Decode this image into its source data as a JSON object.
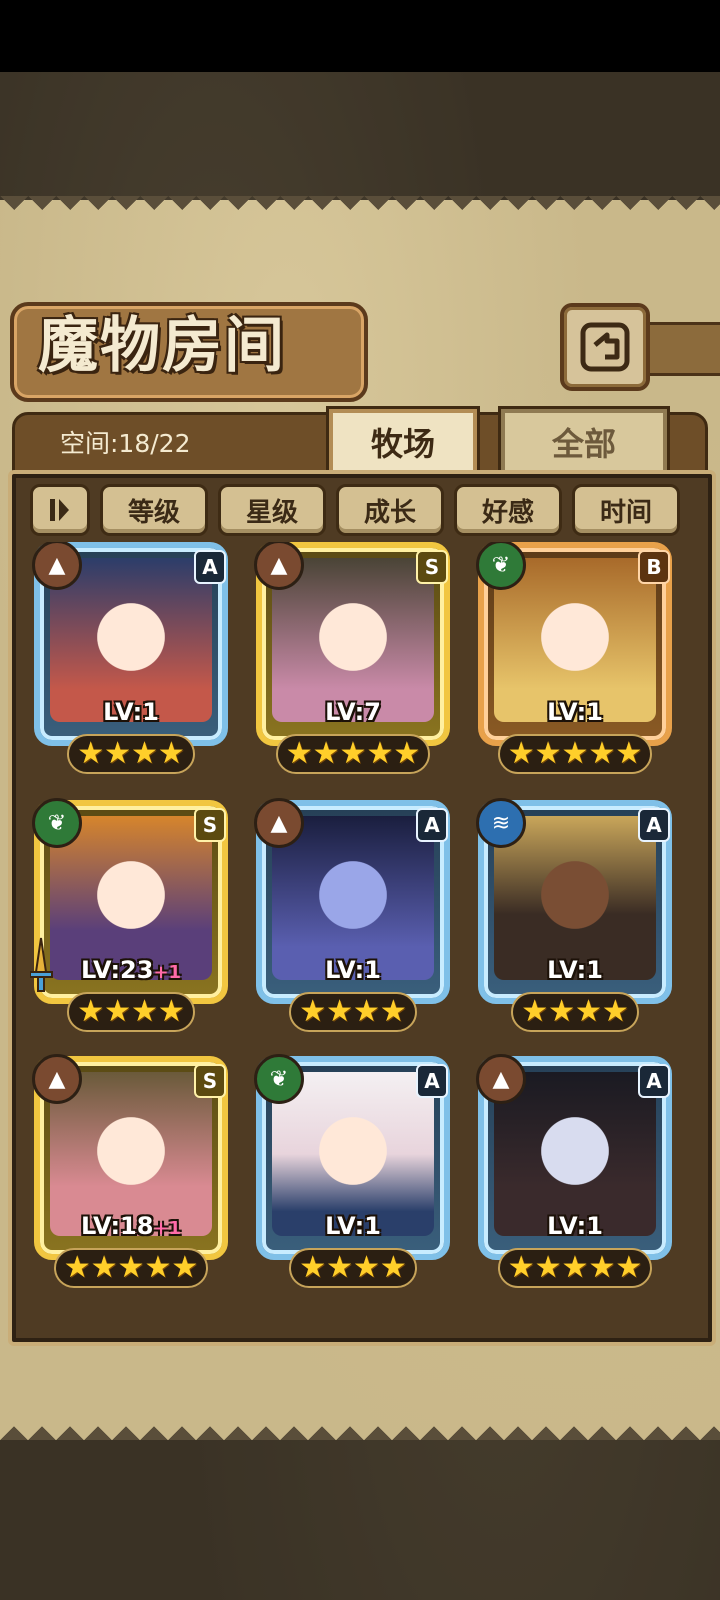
{
  "screen": {
    "title": "魔物房间",
    "capacity_text": "空间:18/22",
    "tabs": [
      {
        "label": "牧场",
        "active": true
      },
      {
        "label": "全部",
        "active": false
      }
    ],
    "filters": [
      "等级",
      "星级",
      "成长",
      "好感",
      "时间"
    ]
  },
  "monsters": [
    {
      "rank": "A",
      "element": "earth-icon",
      "level": "LV:1",
      "bonus": "",
      "stars": 4,
      "frame_color": "#7fc0e8",
      "portrait_color": "#c4584a"
    },
    {
      "rank": "S",
      "element": "earth-icon",
      "level": "LV:7",
      "bonus": "",
      "stars": 5,
      "frame_color": "#f1c640",
      "portrait_color": "#c98aa8"
    },
    {
      "rank": "B",
      "element": "nature-icon",
      "level": "LV:1",
      "bonus": "",
      "stars": 5,
      "frame_color": "#e8a14a",
      "portrait_color": "#e7c46a"
    },
    {
      "rank": "S",
      "element": "nature-icon",
      "level": "LV:23",
      "bonus": "+1",
      "stars": 4,
      "frame_color": "#f1c640",
      "portrait_color": "#5a3f7a"
    },
    {
      "rank": "A",
      "element": "earth-icon",
      "level": "LV:1",
      "bonus": "",
      "stars": 4,
      "frame_color": "#7fc0e8",
      "portrait_color": "#5a5fb0"
    },
    {
      "rank": "A",
      "element": "water-icon",
      "level": "LV:1",
      "bonus": "",
      "stars": 4,
      "frame_color": "#7fc0e8",
      "portrait_color": "#3a2c24"
    },
    {
      "rank": "S",
      "element": "earth-icon",
      "level": "LV:18",
      "bonus": "+1",
      "stars": 5,
      "frame_color": "#f1c640",
      "portrait_color": "#d98a92"
    },
    {
      "rank": "A",
      "element": "nature-icon",
      "level": "LV:1",
      "bonus": "",
      "stars": 4,
      "frame_color": "#7fc0e8",
      "portrait_color": "#e8d4dc"
    },
    {
      "rank": "A",
      "element": "earth-icon",
      "level": "LV:1",
      "bonus": "",
      "stars": 5,
      "frame_color": "#7fc0e8",
      "portrait_color": "#3a2a2c"
    }
  ]
}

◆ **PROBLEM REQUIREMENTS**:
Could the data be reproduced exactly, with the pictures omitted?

◆ **FINAL ANSWER**:
Decode this image into its source data as a JSON object.
{
  "screen": {
    "title": "魔物房间",
    "capacity_text": "空间:18/22",
    "tabs": [
      {
        "label": "牧场",
        "active": true
      },
      {
        "label": "全部",
        "active": false
      }
    ],
    "filters": [
      "等级",
      "星级",
      "成长",
      "好感",
      "时间"
    ]
  },
  "monsters": [
    {
      "rank": "A",
      "element": "earth-icon",
      "level": "LV:1",
      "bonus": "",
      "stars": 4,
      "frame_color": "#7fc0e8",
      "portrait_color": "#c4584a"
    },
    {
      "rank": "S",
      "element": "earth-icon",
      "level": "LV:7",
      "bonus": "",
      "stars": 5,
      "frame_color": "#f1c640",
      "portrait_color": "#c98aa8"
    },
    {
      "rank": "B",
      "element": "nature-icon",
      "level": "LV:1",
      "bonus": "",
      "stars": 5,
      "frame_color": "#e8a14a",
      "portrait_color": "#e7c46a"
    },
    {
      "rank": "S",
      "element": "nature-icon",
      "level": "LV:23",
      "bonus": "+1",
      "stars": 4,
      "frame_color": "#f1c640",
      "portrait_color": "#5a3f7a"
    },
    {
      "rank": "A",
      "element": "earth-icon",
      "level": "LV:1",
      "bonus": "",
      "stars": 4,
      "frame_color": "#7fc0e8",
      "portrait_color": "#5a5fb0"
    },
    {
      "rank": "A",
      "element": "water-icon",
      "level": "LV:1",
      "bonus": "",
      "stars": 4,
      "frame_color": "#7fc0e8",
      "portrait_color": "#3a2c24"
    },
    {
      "rank": "S",
      "element": "earth-icon",
      "level": "LV:18",
      "bonus": "+1",
      "stars": 5,
      "frame_color": "#f1c640",
      "portrait_color": "#d98a92"
    },
    {
      "rank": "A",
      "element": "nature-icon",
      "level": "LV:1",
      "bonus": "",
      "stars": 4,
      "frame_color": "#7fc0e8",
      "portrait_color": "#e8d4dc"
    },
    {
      "rank": "A",
      "element": "earth-icon",
      "level": "LV:1",
      "bonus": "",
      "stars": 5,
      "frame_color": "#7fc0e8",
      "portrait_color": "#3a2a2c"
    }
  ]
}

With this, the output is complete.